Return the entries below verbatim. Pictures stay out.
Entries provided Start Marker
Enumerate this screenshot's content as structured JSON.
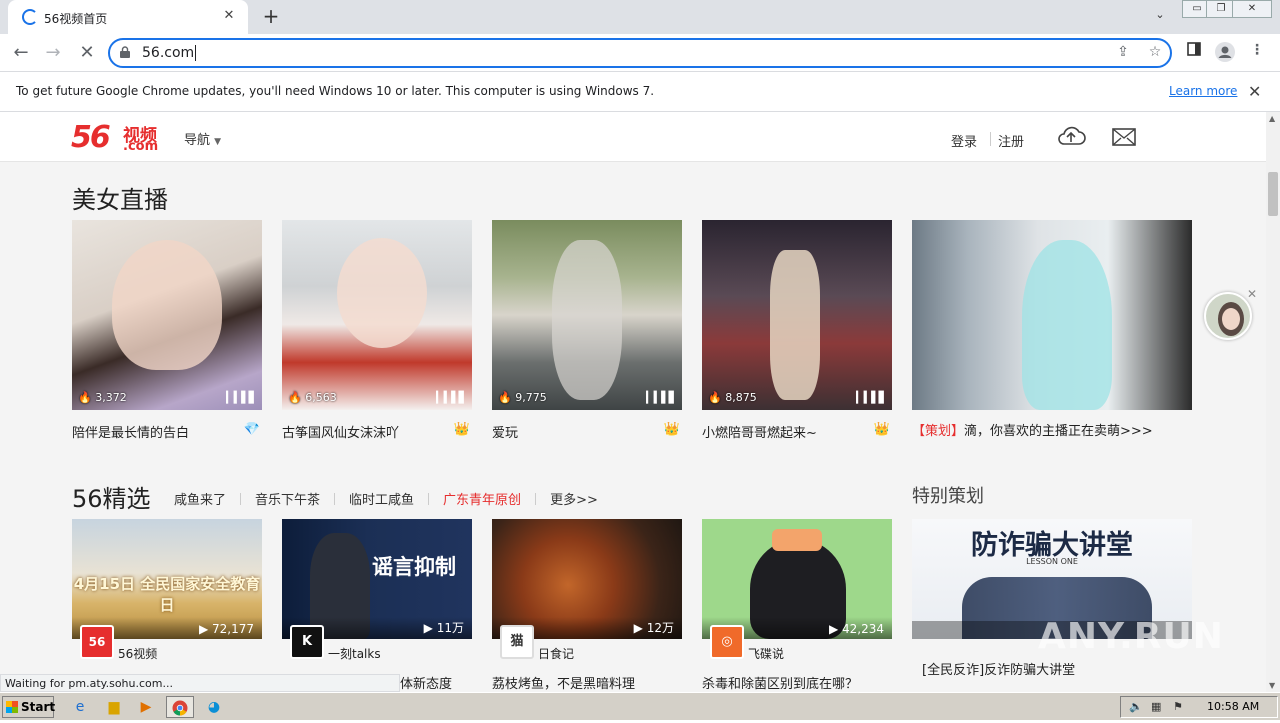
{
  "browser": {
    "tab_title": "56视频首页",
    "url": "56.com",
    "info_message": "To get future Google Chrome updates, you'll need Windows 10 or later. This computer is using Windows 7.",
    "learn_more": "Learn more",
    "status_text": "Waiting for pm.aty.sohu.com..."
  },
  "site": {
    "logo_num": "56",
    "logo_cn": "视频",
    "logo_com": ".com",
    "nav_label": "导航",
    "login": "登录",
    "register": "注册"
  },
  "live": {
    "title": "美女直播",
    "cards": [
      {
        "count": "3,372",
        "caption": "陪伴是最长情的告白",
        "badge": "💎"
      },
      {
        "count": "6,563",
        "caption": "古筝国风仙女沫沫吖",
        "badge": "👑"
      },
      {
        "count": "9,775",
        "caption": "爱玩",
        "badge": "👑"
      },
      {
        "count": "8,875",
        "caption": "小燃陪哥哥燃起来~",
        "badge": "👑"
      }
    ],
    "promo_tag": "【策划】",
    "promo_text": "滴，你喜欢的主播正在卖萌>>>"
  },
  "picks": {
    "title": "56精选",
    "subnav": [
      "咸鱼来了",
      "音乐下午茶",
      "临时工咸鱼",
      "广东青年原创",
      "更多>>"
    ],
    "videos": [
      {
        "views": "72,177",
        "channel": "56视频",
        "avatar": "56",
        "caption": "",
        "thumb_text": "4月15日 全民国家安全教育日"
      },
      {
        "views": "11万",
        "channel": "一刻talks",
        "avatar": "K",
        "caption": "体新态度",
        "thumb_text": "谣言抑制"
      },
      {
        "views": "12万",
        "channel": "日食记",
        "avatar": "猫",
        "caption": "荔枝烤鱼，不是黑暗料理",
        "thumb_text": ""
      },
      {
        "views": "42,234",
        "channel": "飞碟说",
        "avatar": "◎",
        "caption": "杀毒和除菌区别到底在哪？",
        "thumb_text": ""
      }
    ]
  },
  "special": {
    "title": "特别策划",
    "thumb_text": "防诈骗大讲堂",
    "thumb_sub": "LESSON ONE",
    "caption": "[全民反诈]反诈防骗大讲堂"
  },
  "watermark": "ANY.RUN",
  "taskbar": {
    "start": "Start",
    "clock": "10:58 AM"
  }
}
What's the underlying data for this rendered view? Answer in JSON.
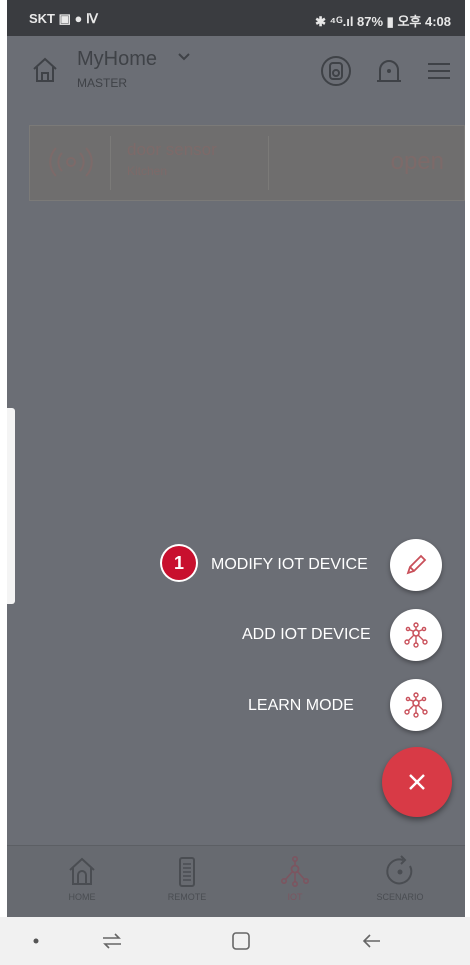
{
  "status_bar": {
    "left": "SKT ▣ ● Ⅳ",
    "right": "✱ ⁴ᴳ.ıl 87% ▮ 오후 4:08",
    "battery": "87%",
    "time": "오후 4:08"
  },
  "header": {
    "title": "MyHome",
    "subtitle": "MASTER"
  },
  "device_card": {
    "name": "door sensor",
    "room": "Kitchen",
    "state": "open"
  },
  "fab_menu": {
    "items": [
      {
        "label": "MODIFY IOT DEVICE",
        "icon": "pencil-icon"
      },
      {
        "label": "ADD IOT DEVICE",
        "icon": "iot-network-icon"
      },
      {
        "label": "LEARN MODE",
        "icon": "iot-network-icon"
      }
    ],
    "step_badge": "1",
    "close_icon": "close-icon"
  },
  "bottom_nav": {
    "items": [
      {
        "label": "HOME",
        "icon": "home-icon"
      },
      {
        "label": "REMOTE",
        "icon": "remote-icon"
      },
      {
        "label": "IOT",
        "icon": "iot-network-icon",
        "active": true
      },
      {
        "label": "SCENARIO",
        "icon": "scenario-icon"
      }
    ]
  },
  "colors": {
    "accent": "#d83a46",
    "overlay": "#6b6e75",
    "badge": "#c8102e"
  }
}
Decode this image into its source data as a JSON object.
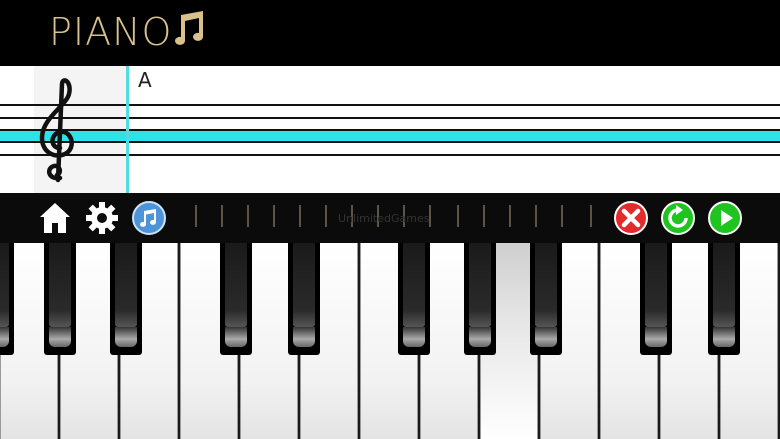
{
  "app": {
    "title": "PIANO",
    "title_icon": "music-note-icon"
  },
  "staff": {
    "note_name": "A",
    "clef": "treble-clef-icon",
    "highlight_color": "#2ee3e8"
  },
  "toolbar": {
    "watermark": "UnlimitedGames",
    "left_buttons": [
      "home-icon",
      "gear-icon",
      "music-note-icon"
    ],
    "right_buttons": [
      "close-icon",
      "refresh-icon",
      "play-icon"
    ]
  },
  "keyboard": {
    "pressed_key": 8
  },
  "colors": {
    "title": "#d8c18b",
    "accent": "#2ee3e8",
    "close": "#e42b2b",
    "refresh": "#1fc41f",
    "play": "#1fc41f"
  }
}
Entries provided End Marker
*Written solution*:
Enumerate this screenshot's content as structured JSON.
{
  "browser": {
    "tab_title": "56视频首页",
    "url": "56.com",
    "info_message": "To get future Google Chrome updates, you'll need Windows 10 or later. This computer is using Windows 7.",
    "learn_more": "Learn more",
    "status_text": "Waiting for pm.aty.sohu.com..."
  },
  "site": {
    "logo_num": "56",
    "logo_cn": "视频",
    "logo_com": ".com",
    "nav_label": "导航",
    "login": "登录",
    "register": "注册"
  },
  "live": {
    "title": "美女直播",
    "cards": [
      {
        "count": "3,372",
        "caption": "陪伴是最长情的告白",
        "badge": "💎"
      },
      {
        "count": "6,563",
        "caption": "古筝国风仙女沫沫吖",
        "badge": "👑"
      },
      {
        "count": "9,775",
        "caption": "爱玩",
        "badge": "👑"
      },
      {
        "count": "8,875",
        "caption": "小燃陪哥哥燃起来~",
        "badge": "👑"
      }
    ],
    "promo_tag": "【策划】",
    "promo_text": "滴，你喜欢的主播正在卖萌>>>"
  },
  "picks": {
    "title": "56精选",
    "subnav": [
      "咸鱼来了",
      "音乐下午茶",
      "临时工咸鱼",
      "广东青年原创",
      "更多>>"
    ],
    "videos": [
      {
        "views": "72,177",
        "channel": "56视频",
        "avatar": "56",
        "caption": "",
        "thumb_text": "4月15日 全民国家安全教育日"
      },
      {
        "views": "11万",
        "channel": "一刻talks",
        "avatar": "K",
        "caption": "体新态度",
        "thumb_text": "谣言抑制"
      },
      {
        "views": "12万",
        "channel": "日食记",
        "avatar": "猫",
        "caption": "荔枝烤鱼，不是黑暗料理",
        "thumb_text": ""
      },
      {
        "views": "42,234",
        "channel": "飞碟说",
        "avatar": "◎",
        "caption": "杀毒和除菌区别到底在哪？",
        "thumb_text": ""
      }
    ]
  },
  "special": {
    "title": "特别策划",
    "thumb_text": "防诈骗大讲堂",
    "thumb_sub": "LESSON ONE",
    "caption": "[全民反诈]反诈防骗大讲堂"
  },
  "watermark": "ANY.RUN",
  "taskbar": {
    "start": "Start",
    "clock": "10:58 AM"
  }
}
What's the underlying data for this rendered view? Answer in JSON.
{
  "status_bar": {
    "left": "SKT ▣ ● Ⅳ",
    "right": "✱ ⁴ᴳ.ıl 87% ▮ 오후 4:08",
    "battery": "87%",
    "time": "오후 4:08"
  },
  "header": {
    "title": "MyHome",
    "subtitle": "MASTER"
  },
  "device_card": {
    "name": "door sensor",
    "room": "Kitchen",
    "state": "open"
  },
  "fab_menu": {
    "items": [
      {
        "label": "MODIFY IOT DEVICE",
        "icon": "pencil-icon"
      },
      {
        "label": "ADD IOT DEVICE",
        "icon": "iot-network-icon"
      },
      {
        "label": "LEARN MODE",
        "icon": "iot-network-icon"
      }
    ],
    "step_badge": "1",
    "close_icon": "close-icon"
  },
  "bottom_nav": {
    "items": [
      {
        "label": "HOME",
        "icon": "home-icon"
      },
      {
        "label": "REMOTE",
        "icon": "remote-icon"
      },
      {
        "label": "IOT",
        "icon": "iot-network-icon",
        "active": true
      },
      {
        "label": "SCENARIO",
        "icon": "scenario-icon"
      }
    ]
  },
  "colors": {
    "accent": "#d83a46",
    "overlay": "#6b6e75",
    "badge": "#c8102e"
  }
}
Decode this image into its source data as a JSON object.
{
  "app": {
    "title": "PIANO",
    "title_icon": "music-note-icon"
  },
  "staff": {
    "note_name": "A",
    "clef": "treble-clef-icon",
    "highlight_color": "#2ee3e8"
  },
  "toolbar": {
    "watermark": "UnlimitedGames",
    "left_buttons": [
      "home-icon",
      "gear-icon",
      "music-note-icon"
    ],
    "right_buttons": [
      "close-icon",
      "refresh-icon",
      "play-icon"
    ]
  },
  "keyboard": {
    "pressed_key": 8
  },
  "colors": {
    "title": "#d8c18b",
    "accent": "#2ee3e8",
    "close": "#e42b2b",
    "refresh": "#1fc41f",
    "play": "#1fc41f"
  }
}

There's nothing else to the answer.